In a study published in the journal Pediatrics, researchers used MRI scans to determine how much screen time young children had and how it affected their brains. They found that toddlers and preschoolers who watched more than the AAP’s recommended amount of one hour a day of screen time without parental interaction had disorganized, underdeveloped white matter in their brains. This is important because the white matter is part of the neural network responsible for learning and language development.
These kids also had less of a “myelin sheath” in their brains, which is the fatty insulation that helps electrical signals travel to and from different parts of the brain quickly and efficiently. These brain structure changes may explain why the children performed worse on thinking and language tests. The researchers also found that the children who spent a lot of time watching screens had more internalizing problems like depression and anxiety two years later than kids who didn’t spend so much time on their devices.
Maximize learning by capping screen time at one hour daily, excluding video calls with family. Opt for high-quality programming when watching with your child to help them better comprehend what they’re viewing.
Remember, too much screen time switches the brain into passive mode and takes away from other experiences that promote speech, social interaction, physical movement, motor skills, and problem-solving. It’s best to save this activity for the morning hours when your child’s mind is sharpest.
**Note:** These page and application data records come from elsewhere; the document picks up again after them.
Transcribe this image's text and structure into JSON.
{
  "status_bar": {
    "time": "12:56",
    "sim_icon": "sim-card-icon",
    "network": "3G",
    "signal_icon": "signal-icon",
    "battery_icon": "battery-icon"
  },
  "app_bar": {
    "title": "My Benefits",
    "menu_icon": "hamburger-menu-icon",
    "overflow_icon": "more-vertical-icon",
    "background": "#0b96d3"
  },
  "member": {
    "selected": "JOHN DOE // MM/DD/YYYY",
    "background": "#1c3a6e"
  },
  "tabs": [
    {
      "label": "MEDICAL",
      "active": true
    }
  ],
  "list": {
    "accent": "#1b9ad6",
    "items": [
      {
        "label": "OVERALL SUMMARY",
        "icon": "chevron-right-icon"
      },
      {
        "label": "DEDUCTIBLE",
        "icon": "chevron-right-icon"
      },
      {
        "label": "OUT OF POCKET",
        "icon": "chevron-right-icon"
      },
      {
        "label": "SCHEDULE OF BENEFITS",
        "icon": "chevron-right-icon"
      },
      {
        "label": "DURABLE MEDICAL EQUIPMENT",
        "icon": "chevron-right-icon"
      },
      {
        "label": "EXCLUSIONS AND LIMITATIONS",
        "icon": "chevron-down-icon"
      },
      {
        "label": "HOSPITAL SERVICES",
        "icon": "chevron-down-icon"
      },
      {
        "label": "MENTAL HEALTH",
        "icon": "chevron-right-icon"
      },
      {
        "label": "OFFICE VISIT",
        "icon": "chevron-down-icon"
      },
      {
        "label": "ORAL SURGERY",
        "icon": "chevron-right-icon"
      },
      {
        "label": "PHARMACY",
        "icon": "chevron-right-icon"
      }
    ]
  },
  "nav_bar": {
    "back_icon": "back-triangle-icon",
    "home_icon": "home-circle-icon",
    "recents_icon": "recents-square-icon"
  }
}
4- Reduced Brain Growth
Researchers have expressed concerns over children’s growing time watching TV and using smartphones and tablets. Their worry stems from the potential negative impact on brain development, especially in the youngest users. A recent study found that infants, toddlers, and preschoolers who spend more than the recommended one hour per day in front of screens show a reduction in the integrity of their white matter. White matter consists of long nerve fibers that enable rapid transmission of electrical signals between different brain regions. These nerve fibers are sheathed in a fatty insulation called myelin. The more myelin they have, the faster and easier it is for the brain to process information.
In this JAMA Pediatrics study, diffusion tensor imaging MRI was combined with a screen time survey to gather data. This is a relatively new method of studying the structure and function of the brain. MRI scans showed that kids exceeding the recommended one-hour screen time had diminished white matter integrity. In particular, the white matter in the brain’s cortex was thinner than it should be. This is the part of the brain where thinking and reasoning occur.
The brain’s thinning in this area is worrisome as it occurs during critical developmental years. In addition, the study showed that kids who had more screen time tended to perform worse on cognitive tests.
This cortex thinning can be reversed, but it requires active engagement in non-screen activities. Encouraging children to interact with their environment and each other fosters speech, play, social interaction, and motor skills. They need to read, play, and hone their problem-solving abilities.
While completely preventing kids from screen exposure is unrealistic, parents can manage screen time and promote healthier alternatives. Instead of giving kids their tablets and phones, limit them to family viewing times in shared spaces. Watching high-quality programming together can help children understand what they are seeing and learning.